Required action
Would you go through the records below and copy each line with the string "name"?

Data entries:
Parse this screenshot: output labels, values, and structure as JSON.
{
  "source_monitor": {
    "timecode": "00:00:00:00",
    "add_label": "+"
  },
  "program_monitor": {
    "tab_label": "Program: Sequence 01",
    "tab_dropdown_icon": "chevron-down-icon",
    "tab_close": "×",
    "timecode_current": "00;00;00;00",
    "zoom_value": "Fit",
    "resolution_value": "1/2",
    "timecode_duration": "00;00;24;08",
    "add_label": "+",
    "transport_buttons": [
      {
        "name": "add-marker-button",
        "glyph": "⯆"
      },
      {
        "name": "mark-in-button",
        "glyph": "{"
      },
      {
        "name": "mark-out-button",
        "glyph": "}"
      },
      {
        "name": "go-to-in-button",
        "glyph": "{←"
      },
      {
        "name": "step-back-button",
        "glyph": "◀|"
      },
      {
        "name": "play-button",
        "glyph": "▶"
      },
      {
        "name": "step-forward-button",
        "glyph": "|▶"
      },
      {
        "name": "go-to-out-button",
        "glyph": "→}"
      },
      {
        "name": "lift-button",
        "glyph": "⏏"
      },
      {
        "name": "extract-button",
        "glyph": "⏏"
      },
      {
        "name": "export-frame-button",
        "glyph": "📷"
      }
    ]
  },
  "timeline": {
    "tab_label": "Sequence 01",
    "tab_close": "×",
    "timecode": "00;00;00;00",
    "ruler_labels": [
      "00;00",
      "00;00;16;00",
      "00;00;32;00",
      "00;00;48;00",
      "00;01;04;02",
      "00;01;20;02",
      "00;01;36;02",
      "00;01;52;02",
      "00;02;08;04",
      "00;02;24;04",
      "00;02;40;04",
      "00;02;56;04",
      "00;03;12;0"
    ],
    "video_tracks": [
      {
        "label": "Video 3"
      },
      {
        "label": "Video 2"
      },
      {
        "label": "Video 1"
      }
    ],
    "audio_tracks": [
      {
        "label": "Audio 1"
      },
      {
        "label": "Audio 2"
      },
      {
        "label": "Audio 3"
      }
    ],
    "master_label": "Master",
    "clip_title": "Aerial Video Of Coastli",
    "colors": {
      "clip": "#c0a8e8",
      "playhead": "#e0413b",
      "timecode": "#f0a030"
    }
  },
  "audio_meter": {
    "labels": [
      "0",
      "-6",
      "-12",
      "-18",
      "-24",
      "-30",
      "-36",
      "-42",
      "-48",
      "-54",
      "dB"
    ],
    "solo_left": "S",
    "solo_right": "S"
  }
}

Result of the task
        "name": "add-marker-button",
        "name": "mark-in-button",
        "name": "mark-out-button",
        "name": "go-to-in-button",
        "name": "step-back-button",
        "name": "play-button",
        "name": "step-forward-button",
        "name": "go-to-out-button",
        "name": "lift-button",
        "name": "extract-button",
        "name": "export-frame-button",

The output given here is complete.